Festo Corp. plans to lay off 75 employees at its two operations in Hauppauge as it moves factory and warehouse work to Ohio.
In a notice to the state Labor Department, officials at the seller of automation equipment used in plants said 33 workers would be let go at the 395 Moreland Rd. factory and another 42 at the 430 Wireless Blvd. warehouse.
Festo, which is based in Germany, intends to shift a total of 120 jobs to the Cincinnati area from its local payroll of 270. However, a company spokeswoman said Monday it would add jobs on Long Island as sales increase.
The Ohio expansion, first announced in 2013, will bring Festo closer to its customer base, which has moved west and south since the U.S. headquarters was first established on the Island in 1972.
Spokeswoman Katherine Heaviside said all affected employees "were offered the chance to apply" for jobs in Ohio and 43 will relocate.
She said Festo intends to keep its U.S. corporate offices on Long Island, though the location has yet to be determined.
One option is to remodel the 395 Moreland facility. The $4 million price tag has been approved by executives in Germany, she said.
Heaviside also confirmed that Festo has scrapped plans to move to 10 Pinelawn Dr. in Melville, the iconic former offices of Swiss Air. She said the building couldn't accommodate a loading dock and other amenities required by the engineering department.
In April, the Suffolk County IDA backed the $17 million Melville project with tax breaks to preserve Festo's local workforce.
The company's tax bills would have been reduced by up to $805,775 over several years. No benefits were received because the deal wasn't completed.
Anthony J. Catapano, the IDA's executive director, said Monday, "While we remain committed to providing assistance, we have not been officially informed if this [Melville] project is moving forward."
The county, New York State and Brookhaven Town tried to keep the Festo factory and warehouse.
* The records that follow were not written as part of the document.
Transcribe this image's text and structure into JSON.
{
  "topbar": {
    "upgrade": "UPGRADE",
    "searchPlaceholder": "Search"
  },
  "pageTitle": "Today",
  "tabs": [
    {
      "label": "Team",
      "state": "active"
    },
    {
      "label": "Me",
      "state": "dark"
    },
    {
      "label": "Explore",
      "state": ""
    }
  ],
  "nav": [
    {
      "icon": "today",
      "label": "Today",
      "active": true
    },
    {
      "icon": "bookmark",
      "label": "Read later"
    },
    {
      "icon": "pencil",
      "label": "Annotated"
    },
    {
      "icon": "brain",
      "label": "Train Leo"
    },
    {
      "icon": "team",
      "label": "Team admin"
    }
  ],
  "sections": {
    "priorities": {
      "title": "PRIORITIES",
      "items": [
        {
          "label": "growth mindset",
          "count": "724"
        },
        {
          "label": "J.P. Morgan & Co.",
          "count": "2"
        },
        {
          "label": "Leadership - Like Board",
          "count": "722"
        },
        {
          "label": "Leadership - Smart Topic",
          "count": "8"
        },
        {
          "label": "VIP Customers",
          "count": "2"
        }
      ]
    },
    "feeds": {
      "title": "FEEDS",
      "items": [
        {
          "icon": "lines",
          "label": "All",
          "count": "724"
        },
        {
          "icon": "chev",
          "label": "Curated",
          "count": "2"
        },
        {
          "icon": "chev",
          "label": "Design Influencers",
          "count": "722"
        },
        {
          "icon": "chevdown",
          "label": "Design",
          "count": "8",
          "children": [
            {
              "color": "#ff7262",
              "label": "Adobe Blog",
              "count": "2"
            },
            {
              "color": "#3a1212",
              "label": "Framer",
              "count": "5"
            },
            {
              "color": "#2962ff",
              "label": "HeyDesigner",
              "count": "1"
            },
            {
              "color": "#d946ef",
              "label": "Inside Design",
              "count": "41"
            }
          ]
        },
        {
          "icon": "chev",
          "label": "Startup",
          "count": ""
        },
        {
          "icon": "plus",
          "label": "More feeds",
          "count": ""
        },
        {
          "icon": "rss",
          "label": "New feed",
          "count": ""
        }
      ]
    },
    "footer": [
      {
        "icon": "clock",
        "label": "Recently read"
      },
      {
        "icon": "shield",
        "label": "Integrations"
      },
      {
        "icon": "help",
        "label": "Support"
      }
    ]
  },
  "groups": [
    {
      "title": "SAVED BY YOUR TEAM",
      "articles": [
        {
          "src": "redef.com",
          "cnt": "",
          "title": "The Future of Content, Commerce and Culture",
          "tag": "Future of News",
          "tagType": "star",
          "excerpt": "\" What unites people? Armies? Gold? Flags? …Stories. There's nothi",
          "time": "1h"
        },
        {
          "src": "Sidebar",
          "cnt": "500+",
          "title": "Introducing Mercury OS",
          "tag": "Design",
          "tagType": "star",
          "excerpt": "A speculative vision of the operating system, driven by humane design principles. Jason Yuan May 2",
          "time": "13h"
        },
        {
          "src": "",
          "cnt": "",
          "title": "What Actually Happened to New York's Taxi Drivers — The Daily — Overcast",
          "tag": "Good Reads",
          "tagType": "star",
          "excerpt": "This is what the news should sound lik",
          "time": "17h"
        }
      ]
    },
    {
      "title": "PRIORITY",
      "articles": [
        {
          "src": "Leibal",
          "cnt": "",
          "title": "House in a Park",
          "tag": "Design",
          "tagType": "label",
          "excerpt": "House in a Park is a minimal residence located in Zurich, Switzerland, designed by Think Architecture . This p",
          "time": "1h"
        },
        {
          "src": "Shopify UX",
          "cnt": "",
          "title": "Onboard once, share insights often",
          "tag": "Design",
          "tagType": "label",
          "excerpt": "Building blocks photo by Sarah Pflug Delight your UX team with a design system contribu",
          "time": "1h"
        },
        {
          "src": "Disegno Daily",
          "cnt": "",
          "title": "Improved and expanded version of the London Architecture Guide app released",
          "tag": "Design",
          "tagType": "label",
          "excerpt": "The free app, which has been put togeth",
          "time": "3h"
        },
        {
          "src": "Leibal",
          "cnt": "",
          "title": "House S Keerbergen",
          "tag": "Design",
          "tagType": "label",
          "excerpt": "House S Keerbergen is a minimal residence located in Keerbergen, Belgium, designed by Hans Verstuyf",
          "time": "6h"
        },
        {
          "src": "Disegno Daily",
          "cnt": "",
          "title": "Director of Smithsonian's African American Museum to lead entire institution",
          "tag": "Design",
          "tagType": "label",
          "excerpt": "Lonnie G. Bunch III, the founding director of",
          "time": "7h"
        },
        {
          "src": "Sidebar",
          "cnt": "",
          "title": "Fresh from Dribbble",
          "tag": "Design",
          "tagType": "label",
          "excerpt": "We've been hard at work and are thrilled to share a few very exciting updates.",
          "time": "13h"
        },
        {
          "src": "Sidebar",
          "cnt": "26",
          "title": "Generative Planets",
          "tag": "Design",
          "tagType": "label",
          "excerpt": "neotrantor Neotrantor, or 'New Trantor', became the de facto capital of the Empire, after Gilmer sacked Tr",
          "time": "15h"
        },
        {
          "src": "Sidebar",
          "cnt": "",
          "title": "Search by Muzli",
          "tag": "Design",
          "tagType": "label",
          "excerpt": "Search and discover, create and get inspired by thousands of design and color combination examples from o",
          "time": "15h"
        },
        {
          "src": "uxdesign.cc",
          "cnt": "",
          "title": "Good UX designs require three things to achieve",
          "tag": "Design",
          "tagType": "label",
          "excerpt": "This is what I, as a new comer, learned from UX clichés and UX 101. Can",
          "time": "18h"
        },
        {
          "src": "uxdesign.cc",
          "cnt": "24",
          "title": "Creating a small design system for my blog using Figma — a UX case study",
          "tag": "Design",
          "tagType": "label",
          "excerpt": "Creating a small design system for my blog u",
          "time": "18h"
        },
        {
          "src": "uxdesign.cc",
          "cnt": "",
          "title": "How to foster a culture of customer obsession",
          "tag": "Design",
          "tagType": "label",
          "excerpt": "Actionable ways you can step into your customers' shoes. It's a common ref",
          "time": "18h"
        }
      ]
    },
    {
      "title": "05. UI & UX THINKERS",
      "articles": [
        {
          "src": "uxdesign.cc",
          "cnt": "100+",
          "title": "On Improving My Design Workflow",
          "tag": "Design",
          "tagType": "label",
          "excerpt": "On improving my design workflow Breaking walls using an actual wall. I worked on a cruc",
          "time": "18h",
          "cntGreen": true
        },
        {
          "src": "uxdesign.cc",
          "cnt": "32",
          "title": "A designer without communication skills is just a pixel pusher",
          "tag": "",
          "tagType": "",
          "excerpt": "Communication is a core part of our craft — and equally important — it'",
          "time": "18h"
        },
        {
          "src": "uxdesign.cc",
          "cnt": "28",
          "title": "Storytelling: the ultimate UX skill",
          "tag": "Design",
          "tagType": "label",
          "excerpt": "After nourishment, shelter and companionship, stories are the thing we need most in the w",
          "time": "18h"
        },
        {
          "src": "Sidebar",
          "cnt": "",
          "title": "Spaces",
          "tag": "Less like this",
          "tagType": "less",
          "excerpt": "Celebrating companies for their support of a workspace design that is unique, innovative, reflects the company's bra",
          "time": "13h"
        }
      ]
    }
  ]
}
But the company chose Ohio, which offered tax credits over 12 years in return for the creation of 250 jobs at a 175,000-square-foot complex in Mason, northeast of Cincinnati.